### What you should do
Find every line containing "callers" in the records below and report the tally as a bare number.
── Dataset excerpts ──
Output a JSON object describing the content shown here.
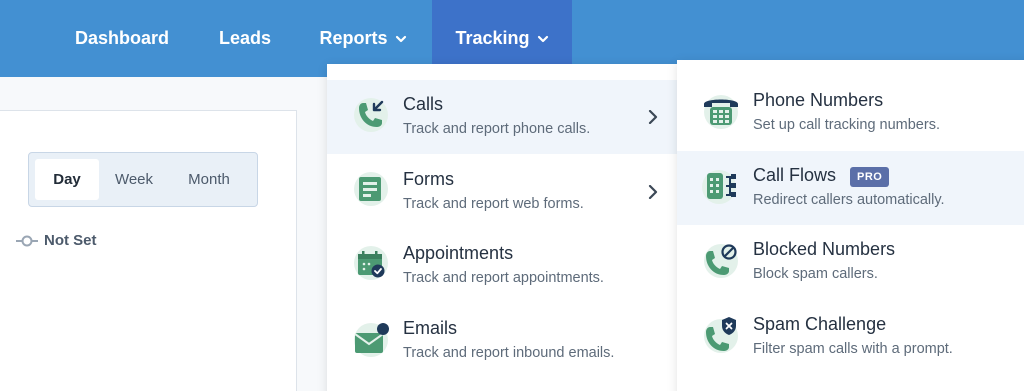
{
  "nav": {
    "items": [
      {
        "label": "Dashboard"
      },
      {
        "label": "Leads"
      },
      {
        "label": "Reports"
      },
      {
        "label": "Tracking"
      }
    ]
  },
  "filters": {
    "segments": [
      "Day",
      "Week",
      "Month"
    ],
    "selected": "Day",
    "legend_label": "Not Set"
  },
  "tracking_menu": {
    "items": [
      {
        "title": "Calls",
        "desc": "Track and report phone calls.",
        "icon": "phone-incoming-icon"
      },
      {
        "title": "Forms",
        "desc": "Track and report web forms.",
        "icon": "form-icon"
      },
      {
        "title": "Appointments",
        "desc": "Track and report appointments.",
        "icon": "calendar-check-icon"
      },
      {
        "title": "Emails",
        "desc": "Track and report inbound emails.",
        "icon": "envelope-icon"
      }
    ]
  },
  "calls_submenu": {
    "items": [
      {
        "title": "Phone Numbers",
        "desc": "Set up call tracking numbers.",
        "icon": "desk-phone-icon"
      },
      {
        "title": "Call Flows",
        "desc": "Redirect callers automatically.",
        "badge": "PRO",
        "icon": "call-flow-icon"
      },
      {
        "title": "Blocked Numbers",
        "desc": "Block spam callers.",
        "icon": "phone-blocked-icon"
      },
      {
        "title": "Spam Challenge",
        "desc": "Filter spam calls with a prompt.",
        "icon": "phone-shield-icon"
      }
    ]
  },
  "colors": {
    "nav_bg": "#4390d2",
    "nav_active": "#3d72c9",
    "icon_green": "#4c9a73",
    "badge": "#5b6fa8"
  }
}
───
### Completed exercise
2